Downtown Tucson housing falls very short

Brianna Bush lives downtown, something she always wanted to do.

"I love it," she says.

But it took months of planning to find a place to live.

"You always have to be on top of it, look around neighborhoods, anything you can," she says. "Look on Craigslist, keep on it."

Downtown realtors share stores about all the people who say they want to live downtown but can't find a place to live.

The demand is high, the supply is low.

"As far as rental properties," says Tierra Antigua downtown agent Kent Simpson, "I'd put the figure somewhere around 600."

For some places, the wait list can be as high as a year. Eight months wait time is not unusual.

"You really have to time it, like when college students leave," Bush says.

However, many people don't want to rent downtown, "they'd rather buy," says Mary Lou Thompson, who has been selling real estate in Tucson for 38 years, much of it downtown.

There are lots of buyers, "we have to turn so many away," she says.

There isn't enough inventory to satisfy everyone who wants to live downtown even though it can be pricy.

She lives and sells in the Mercado district on the West side of I-10.

"The base price, a complete house and lot, starts at $550,000," she says. "The price went up again last week."

There is affordable housing in downtown, the Julian Drew one bedrooms sell for about $150,000.

The problem is most can't afford the down payment.

"Most people who are looking in the $150,000 market can't afford the $30,000 down payment," she says. "And that's what the bank requires these days."

She has sold a few for cash to foothills residents who are looking for a small place downtown for easy access to dinner, to entertain and take the streetcar to the football games "so they don't have to park and walk three miles."

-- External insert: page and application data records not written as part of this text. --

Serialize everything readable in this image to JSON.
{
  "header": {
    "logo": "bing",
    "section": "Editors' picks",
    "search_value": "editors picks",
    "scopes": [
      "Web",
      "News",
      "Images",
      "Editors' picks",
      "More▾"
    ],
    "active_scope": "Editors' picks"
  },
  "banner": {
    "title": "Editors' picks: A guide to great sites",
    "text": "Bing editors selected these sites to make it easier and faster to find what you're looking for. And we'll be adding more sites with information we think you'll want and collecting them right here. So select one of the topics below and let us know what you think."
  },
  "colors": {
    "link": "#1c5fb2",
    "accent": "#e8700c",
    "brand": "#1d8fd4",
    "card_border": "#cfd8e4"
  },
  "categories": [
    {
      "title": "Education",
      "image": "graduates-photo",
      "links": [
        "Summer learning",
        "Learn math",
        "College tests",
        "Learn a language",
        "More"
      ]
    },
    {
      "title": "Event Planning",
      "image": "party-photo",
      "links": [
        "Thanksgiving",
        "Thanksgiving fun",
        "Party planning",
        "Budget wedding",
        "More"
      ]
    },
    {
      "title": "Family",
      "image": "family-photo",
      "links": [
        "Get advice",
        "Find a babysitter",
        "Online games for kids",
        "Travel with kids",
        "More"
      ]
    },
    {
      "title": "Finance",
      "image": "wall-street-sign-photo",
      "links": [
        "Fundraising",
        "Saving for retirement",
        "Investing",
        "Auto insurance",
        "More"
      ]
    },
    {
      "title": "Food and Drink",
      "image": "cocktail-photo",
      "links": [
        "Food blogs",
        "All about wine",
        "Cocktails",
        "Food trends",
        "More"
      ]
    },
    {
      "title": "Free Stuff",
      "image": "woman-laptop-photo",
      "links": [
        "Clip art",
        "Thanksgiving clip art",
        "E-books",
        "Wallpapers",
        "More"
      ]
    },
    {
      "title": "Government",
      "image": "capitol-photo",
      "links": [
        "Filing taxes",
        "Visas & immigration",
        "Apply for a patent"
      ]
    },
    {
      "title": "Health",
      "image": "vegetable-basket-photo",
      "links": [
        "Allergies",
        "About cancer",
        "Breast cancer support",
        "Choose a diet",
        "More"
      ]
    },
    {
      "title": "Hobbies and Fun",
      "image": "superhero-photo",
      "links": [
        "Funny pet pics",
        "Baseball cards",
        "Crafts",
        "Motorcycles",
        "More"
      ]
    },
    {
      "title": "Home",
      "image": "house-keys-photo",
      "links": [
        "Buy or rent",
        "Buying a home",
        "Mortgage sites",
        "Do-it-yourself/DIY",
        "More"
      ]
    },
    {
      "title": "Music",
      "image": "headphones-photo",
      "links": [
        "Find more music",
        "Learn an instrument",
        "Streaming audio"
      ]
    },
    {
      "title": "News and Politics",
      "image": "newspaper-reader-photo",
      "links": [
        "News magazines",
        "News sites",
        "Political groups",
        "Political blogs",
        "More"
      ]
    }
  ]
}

There are at least two housing projects being considered for approval by the city right now but they won't make a dent in the need.

At least one project already has a waiting list.